Records for this task START

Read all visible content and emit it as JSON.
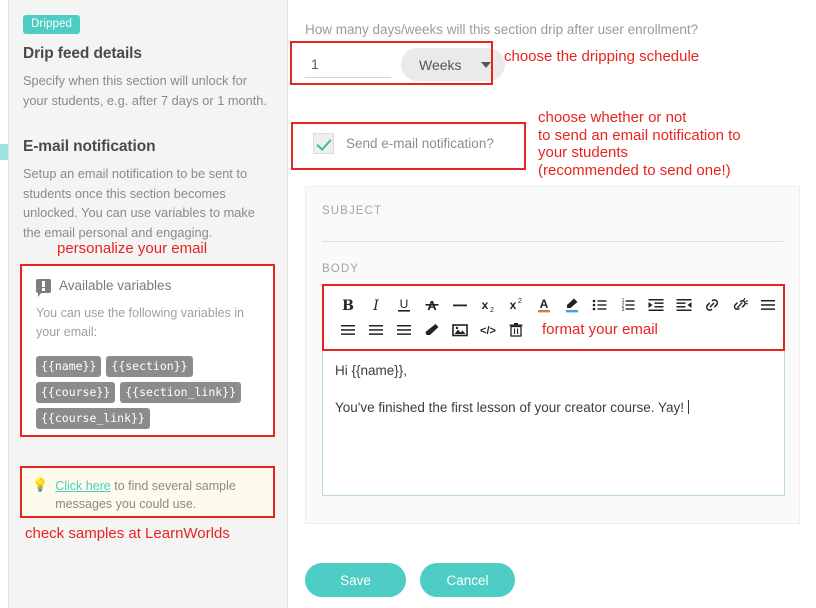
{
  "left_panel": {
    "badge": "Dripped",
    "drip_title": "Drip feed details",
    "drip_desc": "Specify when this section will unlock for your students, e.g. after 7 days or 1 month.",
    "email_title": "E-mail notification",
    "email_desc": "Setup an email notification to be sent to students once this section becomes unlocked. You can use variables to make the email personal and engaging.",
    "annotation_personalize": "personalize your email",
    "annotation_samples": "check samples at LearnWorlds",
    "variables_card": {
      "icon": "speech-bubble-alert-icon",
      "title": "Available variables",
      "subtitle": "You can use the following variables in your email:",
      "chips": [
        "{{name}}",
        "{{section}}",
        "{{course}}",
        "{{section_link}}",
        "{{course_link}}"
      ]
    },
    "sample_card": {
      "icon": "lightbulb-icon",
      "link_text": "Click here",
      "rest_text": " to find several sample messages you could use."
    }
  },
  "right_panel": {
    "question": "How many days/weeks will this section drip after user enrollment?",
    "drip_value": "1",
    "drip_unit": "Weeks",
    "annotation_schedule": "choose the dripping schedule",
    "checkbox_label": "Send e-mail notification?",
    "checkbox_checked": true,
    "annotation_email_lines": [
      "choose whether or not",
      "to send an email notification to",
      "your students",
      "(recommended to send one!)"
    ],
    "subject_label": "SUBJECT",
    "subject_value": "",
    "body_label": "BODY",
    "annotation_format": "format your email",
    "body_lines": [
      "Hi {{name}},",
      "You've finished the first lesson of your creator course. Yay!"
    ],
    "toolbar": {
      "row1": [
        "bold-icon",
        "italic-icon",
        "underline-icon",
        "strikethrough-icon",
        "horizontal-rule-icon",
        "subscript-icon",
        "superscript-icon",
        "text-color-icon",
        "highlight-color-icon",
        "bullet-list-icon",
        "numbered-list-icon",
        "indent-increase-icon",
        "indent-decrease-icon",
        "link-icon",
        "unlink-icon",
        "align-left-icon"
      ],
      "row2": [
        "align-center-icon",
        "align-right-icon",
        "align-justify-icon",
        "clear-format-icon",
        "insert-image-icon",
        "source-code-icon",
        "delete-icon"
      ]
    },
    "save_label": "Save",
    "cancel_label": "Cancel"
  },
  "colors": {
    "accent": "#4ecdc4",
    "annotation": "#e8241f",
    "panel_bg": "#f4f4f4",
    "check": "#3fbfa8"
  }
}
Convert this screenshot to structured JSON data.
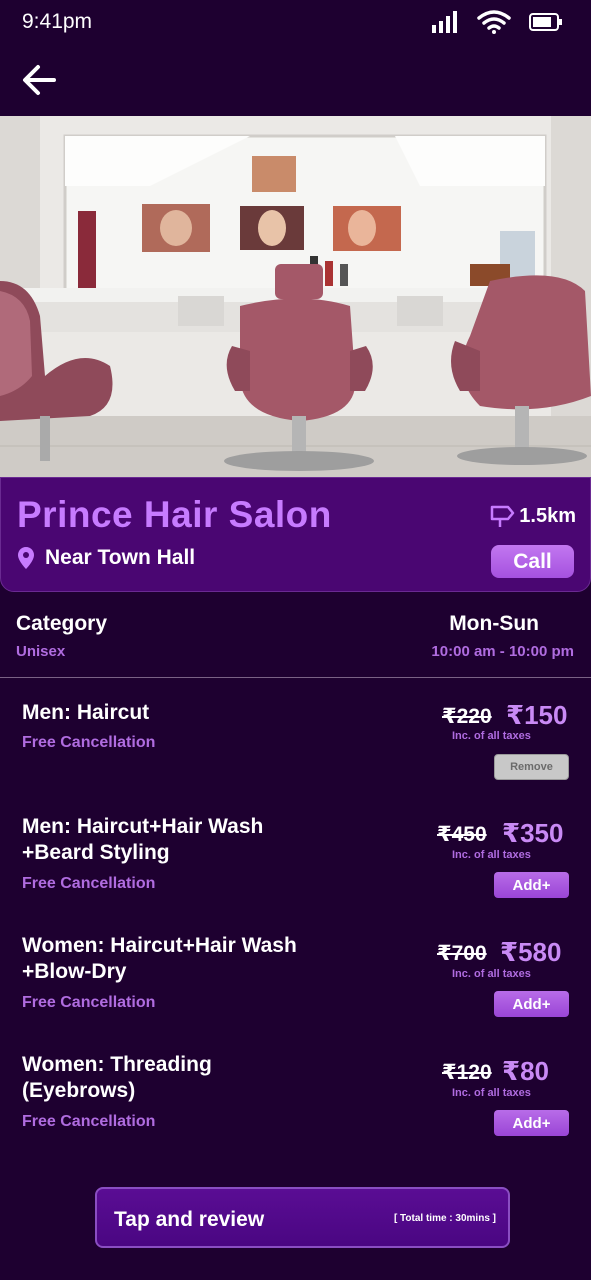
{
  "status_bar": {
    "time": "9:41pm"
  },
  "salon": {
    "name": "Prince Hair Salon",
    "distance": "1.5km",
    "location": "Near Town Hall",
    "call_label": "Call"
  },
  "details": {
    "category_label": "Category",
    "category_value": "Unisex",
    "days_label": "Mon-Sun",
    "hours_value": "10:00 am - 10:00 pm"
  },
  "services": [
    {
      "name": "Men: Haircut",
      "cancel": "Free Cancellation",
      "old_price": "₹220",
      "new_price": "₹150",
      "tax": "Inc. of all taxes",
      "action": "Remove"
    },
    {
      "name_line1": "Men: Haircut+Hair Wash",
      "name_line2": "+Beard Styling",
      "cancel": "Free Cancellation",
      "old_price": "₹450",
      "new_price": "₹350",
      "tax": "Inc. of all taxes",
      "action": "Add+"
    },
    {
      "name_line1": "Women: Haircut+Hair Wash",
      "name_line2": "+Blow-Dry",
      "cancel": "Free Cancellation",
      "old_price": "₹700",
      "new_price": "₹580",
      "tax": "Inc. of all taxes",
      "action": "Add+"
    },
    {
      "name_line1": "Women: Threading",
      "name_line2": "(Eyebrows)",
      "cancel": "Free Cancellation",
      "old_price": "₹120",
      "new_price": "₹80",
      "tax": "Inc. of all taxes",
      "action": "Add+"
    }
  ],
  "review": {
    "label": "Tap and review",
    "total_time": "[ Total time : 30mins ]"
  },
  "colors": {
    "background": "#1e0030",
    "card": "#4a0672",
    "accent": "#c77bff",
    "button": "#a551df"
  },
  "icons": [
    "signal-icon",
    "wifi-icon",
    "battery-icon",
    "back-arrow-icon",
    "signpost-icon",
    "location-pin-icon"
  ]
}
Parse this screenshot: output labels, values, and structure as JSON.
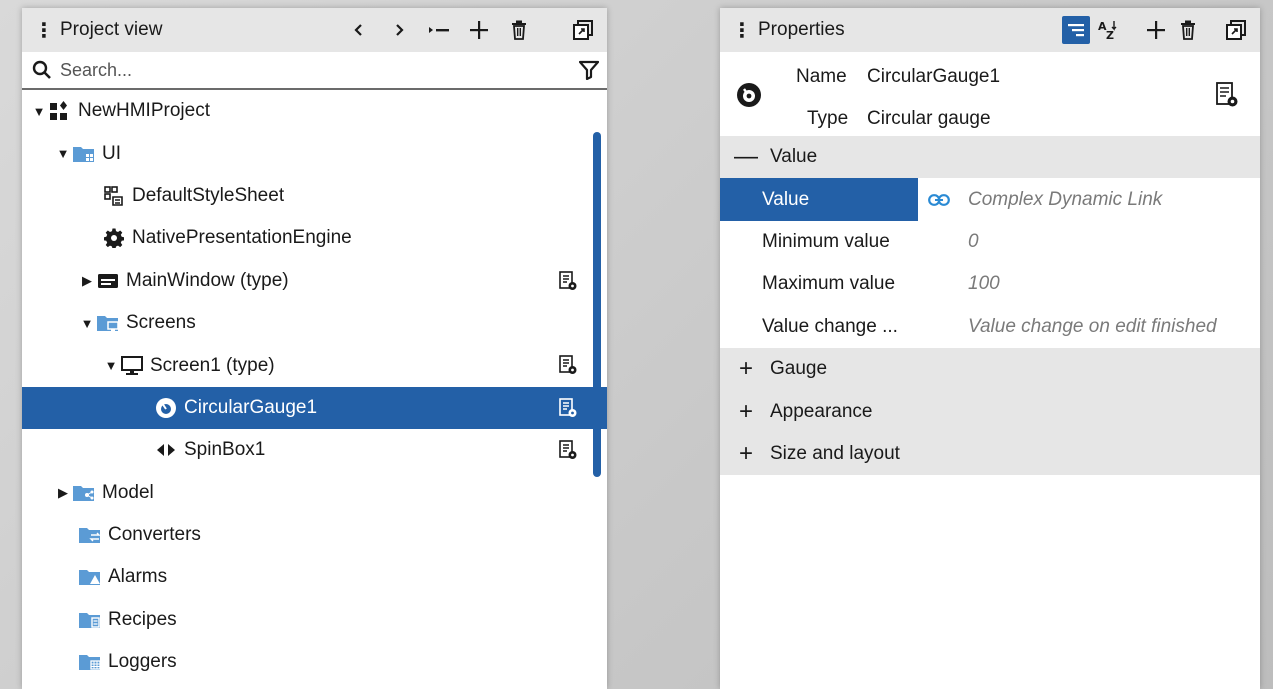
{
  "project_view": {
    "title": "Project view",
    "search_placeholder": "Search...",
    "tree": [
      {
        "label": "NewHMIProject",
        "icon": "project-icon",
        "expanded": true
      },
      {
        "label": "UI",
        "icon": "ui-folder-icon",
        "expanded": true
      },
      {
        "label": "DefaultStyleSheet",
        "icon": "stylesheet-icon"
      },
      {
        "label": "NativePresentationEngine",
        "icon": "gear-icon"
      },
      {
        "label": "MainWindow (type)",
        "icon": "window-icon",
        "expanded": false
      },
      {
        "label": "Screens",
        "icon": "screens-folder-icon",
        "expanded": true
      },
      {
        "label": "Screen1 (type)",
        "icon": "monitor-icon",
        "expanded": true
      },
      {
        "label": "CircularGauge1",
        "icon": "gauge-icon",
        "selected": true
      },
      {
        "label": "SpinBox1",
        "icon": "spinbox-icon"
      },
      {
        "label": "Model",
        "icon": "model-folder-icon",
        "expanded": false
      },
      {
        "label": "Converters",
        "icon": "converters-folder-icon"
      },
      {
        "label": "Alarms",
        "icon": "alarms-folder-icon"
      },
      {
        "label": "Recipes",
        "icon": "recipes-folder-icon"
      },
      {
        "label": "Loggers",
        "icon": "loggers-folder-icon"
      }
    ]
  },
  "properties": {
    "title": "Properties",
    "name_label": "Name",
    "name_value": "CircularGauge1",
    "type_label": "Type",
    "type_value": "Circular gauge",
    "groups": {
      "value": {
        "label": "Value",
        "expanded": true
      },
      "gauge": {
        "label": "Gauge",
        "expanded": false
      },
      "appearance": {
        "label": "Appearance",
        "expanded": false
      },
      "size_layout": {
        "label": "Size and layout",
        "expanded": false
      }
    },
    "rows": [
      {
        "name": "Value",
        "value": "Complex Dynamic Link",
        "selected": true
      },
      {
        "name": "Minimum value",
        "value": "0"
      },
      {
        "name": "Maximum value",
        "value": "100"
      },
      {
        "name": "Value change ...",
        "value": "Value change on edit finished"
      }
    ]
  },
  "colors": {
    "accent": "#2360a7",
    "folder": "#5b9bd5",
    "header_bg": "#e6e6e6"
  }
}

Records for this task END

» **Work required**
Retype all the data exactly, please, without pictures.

» **Answer area**
Read all visible content and emit it as JSON.
{
  "left_panel": {
    "badge": "Dripped",
    "drip_title": "Drip feed details",
    "drip_desc": "Specify when this section will unlock for your students, e.g. after 7 days or 1 month.",
    "email_title": "E-mail notification",
    "email_desc": "Setup an email notification to be sent to students once this section becomes unlocked. You can use variables to make the email personal and engaging.",
    "annotation_personalize": "personalize your email",
    "annotation_samples": "check samples at LearnWorlds",
    "variables_card": {
      "icon": "speech-bubble-alert-icon",
      "title": "Available variables",
      "subtitle": "You can use the following variables in your email:",
      "chips": [
        "{{name}}",
        "{{section}}",
        "{{course}}",
        "{{section_link}}",
        "{{course_link}}"
      ]
    },
    "sample_card": {
      "icon": "lightbulb-icon",
      "link_text": "Click here",
      "rest_text": " to find several sample messages you could use."
    }
  },
  "right_panel": {
    "question": "How many days/weeks will this section drip after user enrollment?",
    "drip_value": "1",
    "drip_unit": "Weeks",
    "annotation_schedule": "choose the dripping schedule",
    "checkbox_label": "Send e-mail notification?",
    "checkbox_checked": true,
    "annotation_email_lines": [
      "choose whether or not",
      "to send an email notification to",
      "your students",
      "(recommended to send one!)"
    ],
    "subject_label": "SUBJECT",
    "subject_value": "",
    "body_label": "BODY",
    "annotation_format": "format your email",
    "body_lines": [
      "Hi {{name}},",
      "You've finished the first lesson of your creator course. Yay!"
    ],
    "toolbar": {
      "row1": [
        "bold-icon",
        "italic-icon",
        "underline-icon",
        "strikethrough-icon",
        "horizontal-rule-icon",
        "subscript-icon",
        "superscript-icon",
        "text-color-icon",
        "highlight-color-icon",
        "bullet-list-icon",
        "numbered-list-icon",
        "indent-increase-icon",
        "indent-decrease-icon",
        "link-icon",
        "unlink-icon",
        "align-left-icon"
      ],
      "row2": [
        "align-center-icon",
        "align-right-icon",
        "align-justify-icon",
        "clear-format-icon",
        "insert-image-icon",
        "source-code-icon",
        "delete-icon"
      ]
    },
    "save_label": "Save",
    "cancel_label": "Cancel"
  },
  "colors": {
    "accent": "#4ecdc4",
    "annotation": "#e8241f",
    "panel_bg": "#f4f4f4",
    "check": "#3fbfa8"
  }
}
Convert this screenshot to structured JSON data.
{
  "status_bar": {
    "time": "9:41pm"
  },
  "salon": {
    "name": "Prince Hair Salon",
    "distance": "1.5km",
    "location": "Near Town Hall",
    "call_label": "Call"
  },
  "details": {
    "category_label": "Category",
    "category_value": "Unisex",
    "days_label": "Mon-Sun",
    "hours_value": "10:00 am - 10:00 pm"
  },
  "services": [
    {
      "name": "Men: Haircut",
      "cancel": "Free Cancellation",
      "old_price": "₹220",
      "new_price": "₹150",
      "tax": "Inc. of all taxes",
      "action": "Remove"
    },
    {
      "name_line1": "Men: Haircut+Hair Wash",
      "name_line2": "+Beard Styling",
      "cancel": "Free Cancellation",
      "old_price": "₹450",
      "new_price": "₹350",
      "tax": "Inc. of all taxes",
      "action": "Add+"
    },
    {
      "name_line1": "Women: Haircut+Hair Wash",
      "name_line2": "+Blow-Dry",
      "cancel": "Free Cancellation",
      "old_price": "₹700",
      "new_price": "₹580",
      "tax": "Inc. of all taxes",
      "action": "Add+"
    },
    {
      "name_line1": "Women: Threading",
      "name_line2": "(Eyebrows)",
      "cancel": "Free Cancellation",
      "old_price": "₹120",
      "new_price": "₹80",
      "tax": "Inc. of all taxes",
      "action": "Add+"
    }
  ],
  "review": {
    "label": "Tap and review",
    "total_time": "[ Total time : 30mins ]"
  },
  "colors": {
    "background": "#1e0030",
    "card": "#4a0672",
    "accent": "#c77bff",
    "button": "#a551df"
  },
  "icons": [
    "signal-icon",
    "wifi-icon",
    "battery-icon",
    "back-arrow-icon",
    "signpost-icon",
    "location-pin-icon"
  ]
}
Parse this screenshot: output labels, values, and structure as JSON.
{
  "project_view": {
    "title": "Project view",
    "search_placeholder": "Search...",
    "tree": [
      {
        "label": "NewHMIProject",
        "icon": "project-icon",
        "expanded": true
      },
      {
        "label": "UI",
        "icon": "ui-folder-icon",
        "expanded": true
      },
      {
        "label": "DefaultStyleSheet",
        "icon": "stylesheet-icon"
      },
      {
        "label": "NativePresentationEngine",
        "icon": "gear-icon"
      },
      {
        "label": "MainWindow (type)",
        "icon": "window-icon",
        "expanded": false
      },
      {
        "label": "Screens",
        "icon": "screens-folder-icon",
        "expanded": true
      },
      {
        "label": "Screen1 (type)",
        "icon": "monitor-icon",
        "expanded": true
      },
      {
        "label": "CircularGauge1",
        "icon": "gauge-icon",
        "selected": true
      },
      {
        "label": "SpinBox1",
        "icon": "spinbox-icon"
      },
      {
        "label": "Model",
        "icon": "model-folder-icon",
        "expanded": false
      },
      {
        "label": "Converters",
        "icon": "converters-folder-icon"
      },
      {
        "label": "Alarms",
        "icon": "alarms-folder-icon"
      },
      {
        "label": "Recipes",
        "icon": "recipes-folder-icon"
      },
      {
        "label": "Loggers",
        "icon": "loggers-folder-icon"
      }
    ]
  },
  "properties": {
    "title": "Properties",
    "name_label": "Name",
    "name_value": "CircularGauge1",
    "type_label": "Type",
    "type_value": "Circular gauge",
    "groups": {
      "value": {
        "label": "Value",
        "expanded": true
      },
      "gauge": {
        "label": "Gauge",
        "expanded": false
      },
      "appearance": {
        "label": "Appearance",
        "expanded": false
      },
      "size_layout": {
        "label": "Size and layout",
        "expanded": false
      }
    },
    "rows": [
      {
        "name": "Value",
        "value": "Complex Dynamic Link",
        "selected": true
      },
      {
        "name": "Minimum value",
        "value": "0"
      },
      {
        "name": "Maximum value",
        "value": "100"
      },
      {
        "name": "Value change ...",
        "value": "Value change on edit finished"
      }
    ]
  },
  "colors": {
    "accent": "#2360a7",
    "folder": "#5b9bd5",
    "header_bg": "#e6e6e6"
  }
}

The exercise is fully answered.